Jorge Santayana would be pleased. Nearly every policy proposal on Iraq these days mentions lessons learned from past interventions, such as postwar Germany and Japan, East Timor, Bosnia and Kosovo. In the spirit of Santayana's famous dictum—"those who forget the past are destined to relive it"—analysts have been doggedly culling US state-building experience for lessons learned.
May 2002 - A major reorientation in Russian policy toward the Balkans is underway. For much of the 1990s, Moscow tried to keep the West out of southeastern Europe. A senior Russian official starkly outlined the choice that faced Russia in the region: "[Russia] cannot help being interested in whether [it] will have economic relations with a [Balkan] country which guarantees stability in the Balkans or a country which aspires to join NATO and is contributing to the creation of dividing lines between Russia and Western Europe."
The Tenth Anniversary of the Dayton Accords and Afterwards: Reflections on Post-Conflict State- and Nation-Building
This publication stemmed from the December 7, 2005 conference, co-sponsored by East European Studies, West European Studies, and the Southeast Europe Project. The 1995 Dayton Accords ended the violent conflict that raged in Bosnia-Herzegovina from 1992 to 1995. Yet, while the fighting has ended, ten years afterwards the Dayton Accords have not been replaced by a more permanent legal foundation in Bosnia-Herzegovina. More than simply commemorating the end of a war, East European Studies proposes holding a conference to reflect on what the Dayton Accords achieved over the last decade, what remains to be done in terms of creating a cohesive and self-sustaining state in Bosnia-Herzegovina, and what role the international community can play to promote state-building there. A better understanding of the Dayton Accords will add to the knowledge of peace brokering and state-building, which has become highly relevant in terms of U.S. Security Policy towards the wider world.
Although the elements that will contribute to NATO's new mission have begun to emerge at the 50th anniversary of its founding, the shape of the concept itself still requires definition. This paper is intended to advance that process of definition. If the needs of NATO are to be met, then the Alliance will have to adopt a strategic mission that upholds international order, yet sets limits on that mission.
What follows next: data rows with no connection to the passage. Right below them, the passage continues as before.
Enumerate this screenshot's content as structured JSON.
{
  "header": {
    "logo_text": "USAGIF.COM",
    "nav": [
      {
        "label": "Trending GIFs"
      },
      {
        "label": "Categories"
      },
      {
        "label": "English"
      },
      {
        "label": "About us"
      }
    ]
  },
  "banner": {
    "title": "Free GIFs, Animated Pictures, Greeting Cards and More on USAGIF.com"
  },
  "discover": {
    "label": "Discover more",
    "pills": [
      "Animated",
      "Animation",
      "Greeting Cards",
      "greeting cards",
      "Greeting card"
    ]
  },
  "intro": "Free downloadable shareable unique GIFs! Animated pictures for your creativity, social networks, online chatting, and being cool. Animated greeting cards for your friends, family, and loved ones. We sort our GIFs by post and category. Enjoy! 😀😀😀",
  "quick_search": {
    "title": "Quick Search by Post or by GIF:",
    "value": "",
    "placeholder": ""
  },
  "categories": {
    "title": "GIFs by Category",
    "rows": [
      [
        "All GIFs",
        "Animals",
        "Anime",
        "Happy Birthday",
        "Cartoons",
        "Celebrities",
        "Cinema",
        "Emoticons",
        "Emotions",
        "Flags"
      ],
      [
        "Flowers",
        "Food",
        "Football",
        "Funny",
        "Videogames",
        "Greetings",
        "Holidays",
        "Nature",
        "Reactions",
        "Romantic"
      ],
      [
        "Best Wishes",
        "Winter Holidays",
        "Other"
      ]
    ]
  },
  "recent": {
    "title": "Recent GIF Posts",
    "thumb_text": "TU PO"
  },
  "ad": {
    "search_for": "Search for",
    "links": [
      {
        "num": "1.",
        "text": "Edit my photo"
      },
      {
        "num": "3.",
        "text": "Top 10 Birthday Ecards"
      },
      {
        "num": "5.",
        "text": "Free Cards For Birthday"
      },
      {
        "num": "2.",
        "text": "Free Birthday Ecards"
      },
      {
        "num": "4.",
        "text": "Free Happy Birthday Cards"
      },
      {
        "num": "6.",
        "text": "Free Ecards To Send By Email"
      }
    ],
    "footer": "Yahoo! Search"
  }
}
Such a mission must meet the needs of Alliance members and partners for stability ; whether in the face of local conflict in some regions, or the international threat of "rogue states" and the terrorist campaigns of both state sponsored and non-state actors.
The State Department issued a statement on behalf of Nabeel Rajab, 2011 Ion Ratiu Democracy Award recipient and leading Bahraini human rights activist who was beaten by government forces in the capital of Manama last week.